After decades of studying drug consumption patterns and the consequences of substance abuse, the consensus grows toward the treatments for a substance use disorder (SUD) as a brain disease that diminishes the person’s willpower to quit and retain long-term abstinence, regardless of the risks.
Confrontational approaches, punishment, and the attached stigma of immorality or lack of positive motivations doesn’t work in getting these individuals to change and act with the most stable and healthy lifestyle choices.
The National Institutes of Health (NIH) states that; “Combined biological, epidemiological, and social science discoveries of the last 3 decades have given us a detailed understanding of the risks, mechanisms, and consequences of drug abuse and addiction.”
Treating drug abuse and addiction as a mental/behavioral health disorder has shown promising outcomes when the services are provided in a comprehensive manner to address the unique circumstances and needs of the individual promoting overall wellbeing physically, emotionally, and socially.
Moving From Abuse to Addiction
It can take days or years to move from the abuse to the dependence or addiction phases of using drugs and the sequential progress will be as complex as the individual is themselves. Most drug abusers are dismayed by the negative effects of their drug consumption after intermittent shifts from abuse to abstinence and no one expects to get to the point where the doses and schedules take on a life of their own.
Drugs that have the power to make a person feel good by altering brain systems, pathways, or neurotransmitter functions have a cascading effect on future brain activities and in the process, users may not be able to restore the way they thought, felt, or acted before.
Each stage, according to the Institute of Medicine (US),” is, on average, more hazardous, more obtrusive, and more likely to provoke or induce social interventions (e.g., punitive sanctions, attention by prevention programs, admission to treatment) than the one before.”
Waves of fear and instability co-exist in the manifestations of physical, psychological, spiritual, and social unease as the individual tries to come to terms with their inability to control their drug consumption the way they use to be able to do and it seems the more confrontations they go through, the worse things get.
According to the Institute of Medicine (US), “Each year, more than 33 million Americans use health care services for their mental problems and illnesses or conditions resulting from their use of alcohol, inappropriate use of prescription medications, or illegal drugs.”
Many of these individuals will go on to require the services of other agencies, for legal, economic, housing, or social support to help relieve the consequences of their drug consumptions without getting to the root of the SUD and its symptoms.
Joblessness, homelessness, dysfunctional family units, and psychological depression are some major contentions that can lead to relapse if not properly addressed in treatment.
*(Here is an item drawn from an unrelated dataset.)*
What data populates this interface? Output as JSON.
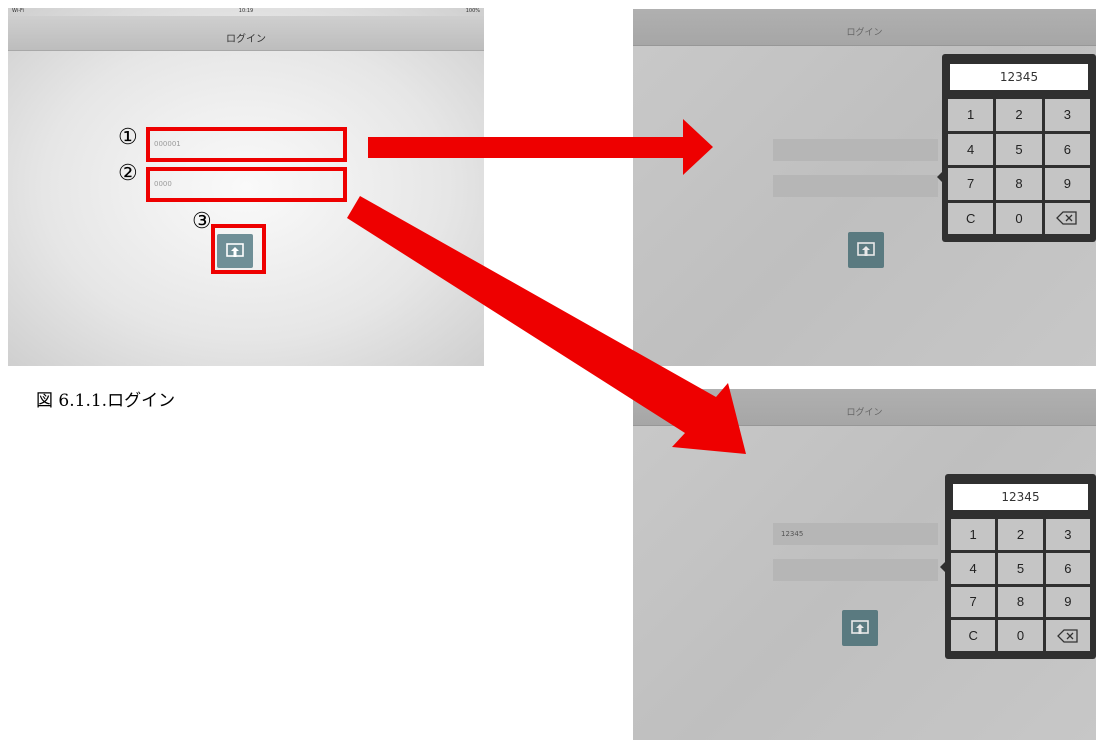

Likewise, many people who have need of specific services and a satisfying capacity for self care can turn to the abuse of drugs for relief.
A long list of goals and variations within beliefs, commitments, and motivations can make it extremely difficult to find sufficient treatment ahead of what proves to be life altering drug consumption consequences, but, even the most severely addicted will have ambivalence to change.
According to the American Society of Addiction Medicine, “Frequency and intensity of services and length of stay at each level of care should be individualized to the least invasive, effective intensity and duration for each patient.” Most individuals will begin with an outpatient drug treatment program as the most affordable and least restrictive approach, but, this may not be suitable to someone who has a history of relapse or failed treatment attempts.
Co-existing physical or psychological health disorders can limit the ability to participate effectively in the program and a lack of safety or encouragement for recovery in their home environment may require an extended stay.
In these cases, inpatient drug rehabs offer specialized and intensified services that may be more appropriate with longer durations and limited interference of outside influences. This makes them extremely beneficial for the individual to focus on themselves, their values, and their meaningful purpose in life without the use of drugs.